Goal of the exercise
In the records that follow, how many lines contain the word "true"? Give only that figure.

[Records provided Boundary: Start]

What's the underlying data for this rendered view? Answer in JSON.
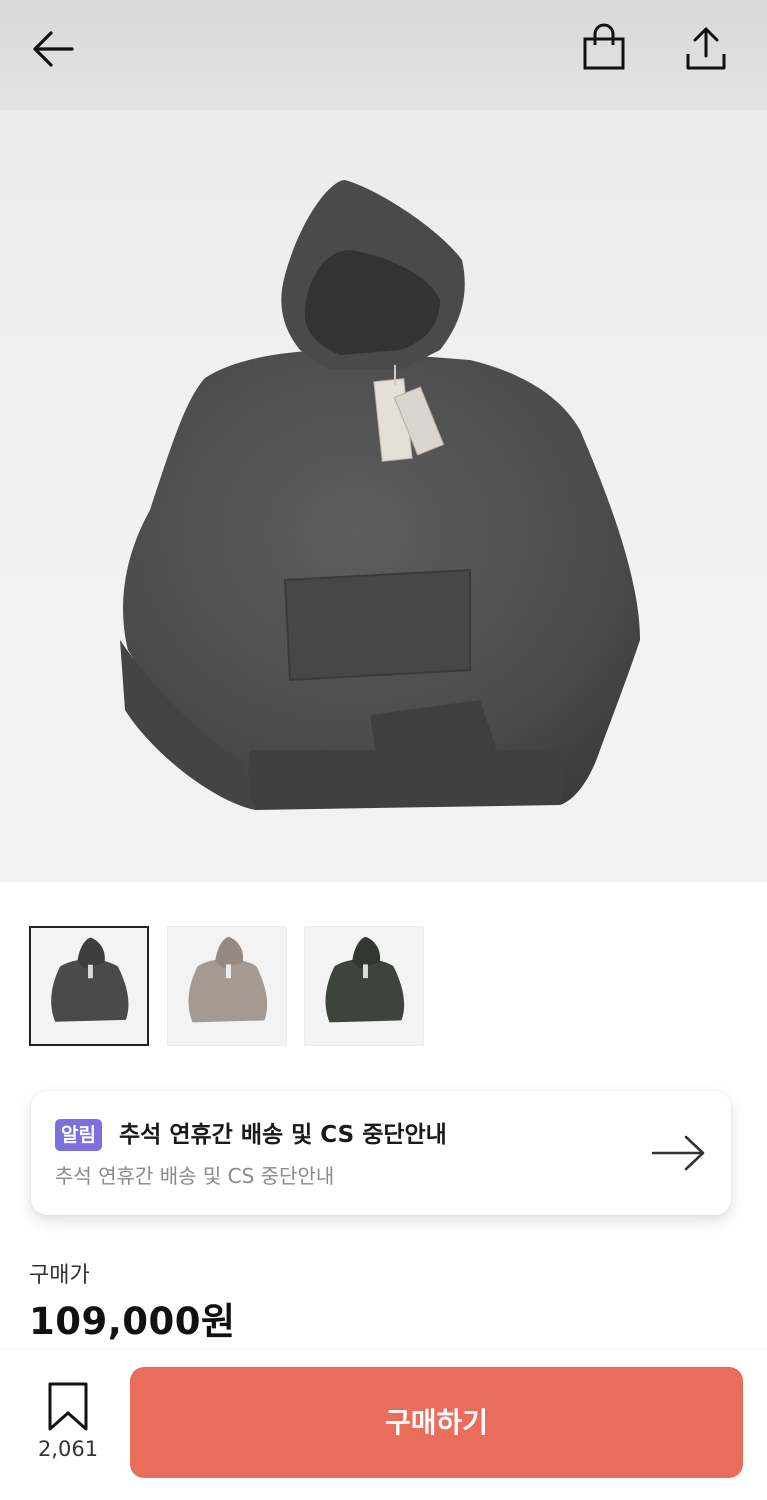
{
  "header": {
    "back_icon": "arrow-left-icon",
    "bag_icon": "shopping-bag-icon",
    "share_icon": "share-icon"
  },
  "product": {
    "main_image": "charcoal-washed-hoodie-jacket",
    "thumbnails": [
      {
        "name": "charcoal",
        "color": "#4a4a4a",
        "selected": true
      },
      {
        "name": "beige",
        "color": "#a59a91",
        "selected": false
      },
      {
        "name": "olive",
        "color": "#3e443d",
        "selected": false
      }
    ]
  },
  "notice": {
    "badge": "알림",
    "title": "추석 연휴간 배송 및 CS 중단안내",
    "subtitle": "추석 연휴간 배송 및 CS 중단안내",
    "arrow_icon": "arrow-right-icon"
  },
  "price": {
    "label": "구매가",
    "value": "109,000원"
  },
  "bottom": {
    "bookmark_icon": "bookmark-icon",
    "bookmark_count": "2,061",
    "buy_label": "구매하기"
  },
  "colors": {
    "accent": "#ea6d5b",
    "badge": "#7d6fe0"
  }
}
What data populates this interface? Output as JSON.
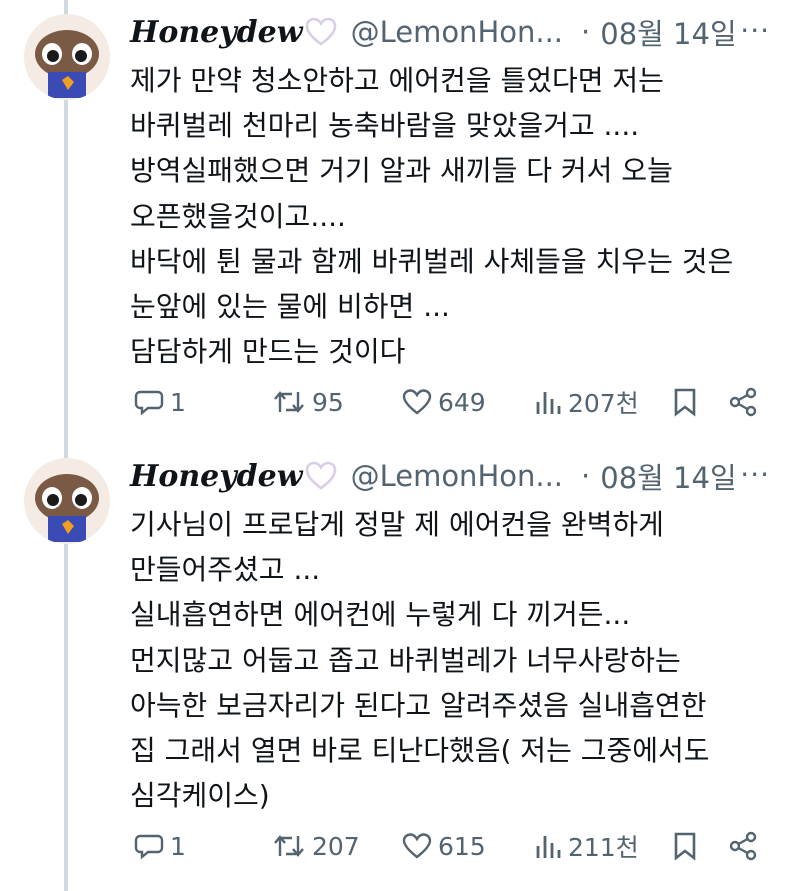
{
  "colors": {
    "text": "#0f1419",
    "muted": "#536471",
    "thread_line": "#cfd9de",
    "heart": "#d9cde8"
  },
  "tweets": [
    {
      "author": {
        "name": "Honeydew",
        "badge_icon": "white-heart-icon",
        "handle": "@LemonHon...",
        "time_separator": "·",
        "time": "08월 14일"
      },
      "more_icon_text": "···",
      "lines": [
        "제가 만약 청소안하고 에어컨을 틀었다면 저는",
        "바퀴벌레 천마리 농축바람을 맞았을거고 ....",
        "방역실패했으면 거기 알과 새끼들 다 커서 오늘",
        "오픈했을것이고....",
        "바닥에 튄 물과 함께 바퀴벌레 사체들을 치우는 것은",
        "눈앞에 있는 물에 비하면 ...",
        "담담하게 만드는 것이다"
      ],
      "stats": {
        "replies": "1",
        "retweets": "95",
        "likes": "649",
        "views": "207천"
      }
    },
    {
      "author": {
        "name": "Honeydew",
        "badge_icon": "white-heart-icon",
        "handle": "@LemonHon...",
        "time_separator": "·",
        "time": "08월 14일"
      },
      "more_icon_text": "···",
      "lines": [
        "기사님이 프로답게 정말 제 에어컨을 완벽하게",
        "만들어주셨고 ...",
        "실내흡연하면 에어컨에 누렇게 다 끼거든...",
        "먼지많고 어둡고 좁고 바퀴벌레가 너무사랑하는",
        "아늑한 보금자리가 된다고 알려주셨음 실내흡연한",
        "집 그래서 열면 바로 티난다했음( 저는 그중에서도",
        "심각케이스)"
      ],
      "stats": {
        "replies": "1",
        "retweets": "207",
        "likes": "615",
        "views": "211천"
      }
    }
  ]
}
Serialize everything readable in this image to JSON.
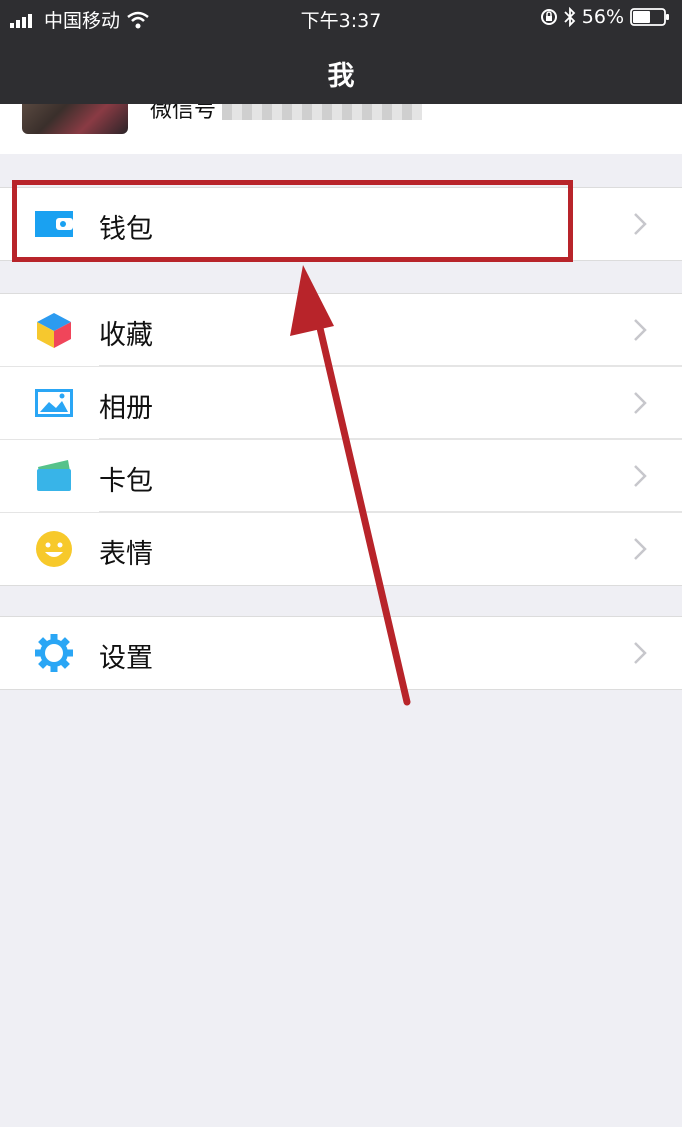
{
  "status": {
    "carrier": "中国移动",
    "time": "下午3:37",
    "battery": "56%"
  },
  "header": {
    "title": "我"
  },
  "profile": {
    "wechat_id": "微信号"
  },
  "sections": [
    {
      "items": [
        {
          "label": "钱包",
          "icon": "wallet-icon"
        }
      ]
    },
    {
      "items": [
        {
          "label": "收藏",
          "icon": "favorites-cube-icon"
        },
        {
          "label": "相册",
          "icon": "album-picture-icon"
        },
        {
          "label": "卡包",
          "icon": "card-wallet-icon"
        },
        {
          "label": "表情",
          "icon": "smiley-face-icon"
        }
      ]
    },
    {
      "items": [
        {
          "label": "设置",
          "icon": "gear-icon"
        }
      ]
    }
  ],
  "colors": {
    "header_bg": "#2e2e31",
    "page_bg": "#efeff4",
    "accent_blue": "#1aa1f1",
    "annotation_red": "#b8242a"
  }
}
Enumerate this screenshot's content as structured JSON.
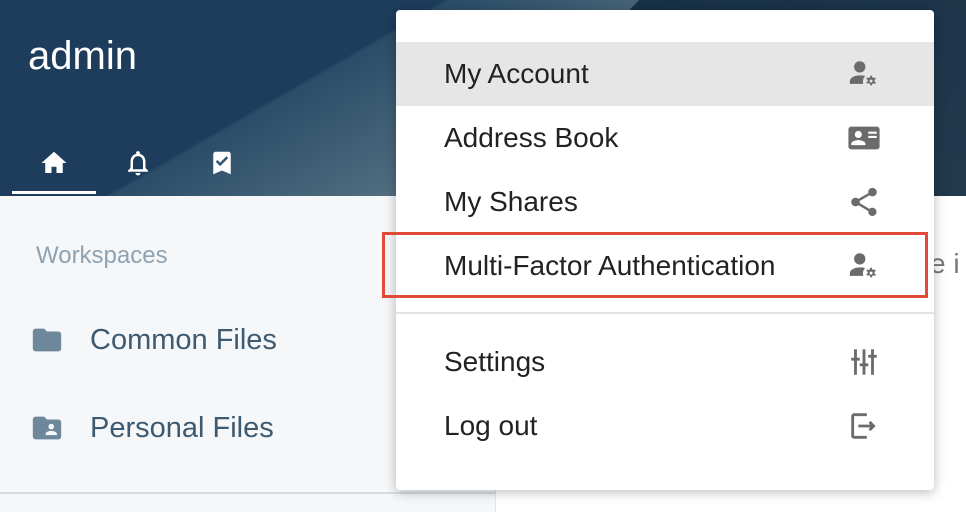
{
  "header": {
    "username": "admin",
    "tabs": [
      {
        "name": "home",
        "icon": "home-icon",
        "active": true
      },
      {
        "name": "notifications",
        "icon": "bell-icon",
        "active": false
      },
      {
        "name": "bookmarks",
        "icon": "bookmark-check-icon",
        "active": false
      }
    ]
  },
  "sidebar": {
    "section_title": "Workspaces",
    "items": [
      {
        "label": "Common Files",
        "icon": "folder-icon"
      },
      {
        "label": "Personal Files",
        "icon": "person-folder-icon"
      }
    ]
  },
  "right_panel": {
    "peek_text": "e i"
  },
  "user_menu": {
    "items": [
      {
        "label": "My Account",
        "icon": "user-settings-icon",
        "highlighted": true
      },
      {
        "label": "Address Book",
        "icon": "contact-card-icon",
        "highlighted": false
      },
      {
        "label": "My Shares",
        "icon": "share-icon",
        "highlighted": false
      },
      {
        "label": "Multi-Factor Authentication",
        "icon": "user-settings-icon",
        "highlighted": false
      },
      {
        "label": "Settings",
        "icon": "sliders-icon",
        "highlighted": false
      },
      {
        "label": "Log out",
        "icon": "logout-icon",
        "highlighted": false
      }
    ]
  },
  "annotation": {
    "highlight_color": "#e04a36",
    "target": "Multi-Factor Authentication"
  },
  "colors": {
    "header_dark": "#1e3d5c",
    "sidebar_bg": "#f5f7f9",
    "sidebar_text": "#3e5a70",
    "section_title": "#8ea3b2",
    "menu_hover": "#e6e6e6"
  }
}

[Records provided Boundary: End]

Expected answer
3